* _WHAT IS NEEDED_
The response should consist of the data reproduced word for word.

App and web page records
══════════════════════════════

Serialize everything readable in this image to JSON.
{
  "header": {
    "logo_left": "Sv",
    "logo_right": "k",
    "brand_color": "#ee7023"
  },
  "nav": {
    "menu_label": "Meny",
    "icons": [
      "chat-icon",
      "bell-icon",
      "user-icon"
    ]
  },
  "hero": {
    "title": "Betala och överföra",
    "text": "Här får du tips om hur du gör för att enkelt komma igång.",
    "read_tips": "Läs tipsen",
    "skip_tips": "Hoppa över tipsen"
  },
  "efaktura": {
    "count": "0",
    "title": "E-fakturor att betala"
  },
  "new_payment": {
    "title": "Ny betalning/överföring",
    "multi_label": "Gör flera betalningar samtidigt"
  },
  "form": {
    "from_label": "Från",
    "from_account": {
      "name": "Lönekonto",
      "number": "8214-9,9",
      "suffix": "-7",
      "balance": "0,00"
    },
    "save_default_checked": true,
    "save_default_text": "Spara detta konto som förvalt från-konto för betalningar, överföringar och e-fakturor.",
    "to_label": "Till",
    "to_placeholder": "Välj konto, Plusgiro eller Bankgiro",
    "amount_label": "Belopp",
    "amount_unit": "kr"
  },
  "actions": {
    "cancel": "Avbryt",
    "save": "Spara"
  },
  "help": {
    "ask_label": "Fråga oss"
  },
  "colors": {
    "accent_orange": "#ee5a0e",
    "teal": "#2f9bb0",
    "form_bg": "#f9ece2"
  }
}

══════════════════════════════

* _RESPONSE TO THE EXERCISE_
Serialize everything readable in this image to JSON.
{
  "header": {
    "logo_left": "Sv",
    "logo_right": "k",
    "brand_color": "#ee7023"
  },
  "nav": {
    "menu_label": "Meny",
    "icons": [
      "chat-icon",
      "bell-icon",
      "user-icon"
    ]
  },
  "hero": {
    "title": "Betala och överföra",
    "text": "Här får du tips om hur du gör för att enkelt komma igång.",
    "read_tips": "Läs tipsen",
    "skip_tips": "Hoppa över tipsen"
  },
  "efaktura": {
    "count": "0",
    "title": "E-fakturor att betala"
  },
  "new_payment": {
    "title": "Ny betalning/överföring",
    "multi_label": "Gör flera betalningar samtidigt"
  },
  "form": {
    "from_label": "Från",
    "from_account": {
      "name": "Lönekonto",
      "number": "8214-9,9",
      "suffix": "-7",
      "balance": "0,00"
    },
    "save_default_checked": true,
    "save_default_text": "Spara detta konto som förvalt från-konto för betalningar, överföringar och e-fakturor.",
    "to_label": "Till",
    "to_placeholder": "Välj konto, Plusgiro eller Bankgiro",
    "amount_label": "Belopp",
    "amount_unit": "kr"
  },
  "actions": {
    "cancel": "Avbryt",
    "save": "Spara"
  },
  "help": {
    "ask_label": "Fråga oss"
  },
  "colors": {
    "accent_orange": "#ee5a0e",
    "teal": "#2f9bb0",
    "form_bg": "#f9ece2"
  }
}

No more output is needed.